■ **What you are asked to do**
What you return must match the records word for word, except that images are dropped.

■ **Records to process**
*-*-*

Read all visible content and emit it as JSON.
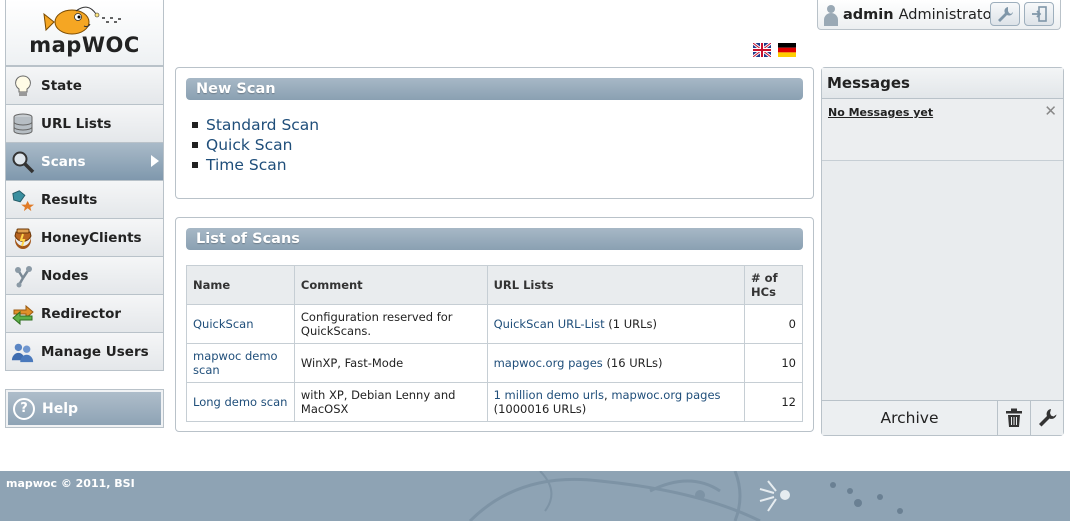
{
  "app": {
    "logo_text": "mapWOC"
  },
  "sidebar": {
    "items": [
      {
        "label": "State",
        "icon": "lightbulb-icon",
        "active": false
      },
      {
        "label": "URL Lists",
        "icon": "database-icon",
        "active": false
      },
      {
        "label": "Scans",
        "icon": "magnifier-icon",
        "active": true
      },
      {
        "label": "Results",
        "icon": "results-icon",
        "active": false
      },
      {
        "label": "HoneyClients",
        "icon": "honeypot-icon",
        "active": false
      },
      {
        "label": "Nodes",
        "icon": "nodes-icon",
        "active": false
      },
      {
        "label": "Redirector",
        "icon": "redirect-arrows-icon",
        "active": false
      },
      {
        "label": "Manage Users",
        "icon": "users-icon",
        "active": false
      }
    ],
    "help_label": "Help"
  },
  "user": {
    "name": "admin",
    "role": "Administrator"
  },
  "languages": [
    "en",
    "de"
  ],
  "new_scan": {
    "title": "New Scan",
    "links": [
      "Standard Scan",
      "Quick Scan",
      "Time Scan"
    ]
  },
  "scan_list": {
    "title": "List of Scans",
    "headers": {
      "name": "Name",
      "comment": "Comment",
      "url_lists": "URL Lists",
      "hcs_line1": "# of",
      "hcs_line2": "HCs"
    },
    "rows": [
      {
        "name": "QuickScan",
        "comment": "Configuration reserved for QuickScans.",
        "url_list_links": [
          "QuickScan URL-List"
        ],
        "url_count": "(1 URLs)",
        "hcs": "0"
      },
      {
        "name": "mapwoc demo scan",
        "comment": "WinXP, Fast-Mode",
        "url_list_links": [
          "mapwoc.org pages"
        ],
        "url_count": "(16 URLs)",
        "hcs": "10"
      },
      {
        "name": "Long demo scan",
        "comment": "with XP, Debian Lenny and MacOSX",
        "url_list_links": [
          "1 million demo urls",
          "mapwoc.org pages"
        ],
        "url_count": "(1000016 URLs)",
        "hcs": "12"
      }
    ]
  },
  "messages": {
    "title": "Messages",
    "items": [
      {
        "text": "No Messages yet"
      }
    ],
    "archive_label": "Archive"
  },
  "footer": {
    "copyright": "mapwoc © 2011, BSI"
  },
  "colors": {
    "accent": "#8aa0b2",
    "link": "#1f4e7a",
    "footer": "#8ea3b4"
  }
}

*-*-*

■ **Output**
Read all visible content and emit it as JSON.
{
  "app": {
    "logo_text": "mapWOC"
  },
  "sidebar": {
    "items": [
      {
        "label": "State",
        "icon": "lightbulb-icon",
        "active": false
      },
      {
        "label": "URL Lists",
        "icon": "database-icon",
        "active": false
      },
      {
        "label": "Scans",
        "icon": "magnifier-icon",
        "active": true
      },
      {
        "label": "Results",
        "icon": "results-icon",
        "active": false
      },
      {
        "label": "HoneyClients",
        "icon": "honeypot-icon",
        "active": false
      },
      {
        "label": "Nodes",
        "icon": "nodes-icon",
        "active": false
      },
      {
        "label": "Redirector",
        "icon": "redirect-arrows-icon",
        "active": false
      },
      {
        "label": "Manage Users",
        "icon": "users-icon",
        "active": false
      }
    ],
    "help_label": "Help"
  },
  "user": {
    "name": "admin",
    "role": "Administrator"
  },
  "languages": [
    "en",
    "de"
  ],
  "new_scan": {
    "title": "New Scan",
    "links": [
      "Standard Scan",
      "Quick Scan",
      "Time Scan"
    ]
  },
  "scan_list": {
    "title": "List of Scans",
    "headers": {
      "name": "Name",
      "comment": "Comment",
      "url_lists": "URL Lists",
      "hcs_line1": "# of",
      "hcs_line2": "HCs"
    },
    "rows": [
      {
        "name": "QuickScan",
        "comment": "Configuration reserved for QuickScans.",
        "url_list_links": [
          "QuickScan URL-List"
        ],
        "url_count": "(1 URLs)",
        "hcs": "0"
      },
      {
        "name": "mapwoc demo scan",
        "comment": "WinXP, Fast-Mode",
        "url_list_links": [
          "mapwoc.org pages"
        ],
        "url_count": "(16 URLs)",
        "hcs": "10"
      },
      {
        "name": "Long demo scan",
        "comment": "with XP, Debian Lenny and MacOSX",
        "url_list_links": [
          "1 million demo urls",
          "mapwoc.org pages"
        ],
        "url_count": "(1000016 URLs)",
        "hcs": "12"
      }
    ]
  },
  "messages": {
    "title": "Messages",
    "items": [
      {
        "text": "No Messages yet"
      }
    ],
    "archive_label": "Archive"
  },
  "footer": {
    "copyright": "mapwoc © 2011, BSI"
  },
  "colors": {
    "accent": "#8aa0b2",
    "link": "#1f4e7a",
    "footer": "#8ea3b4"
  }
}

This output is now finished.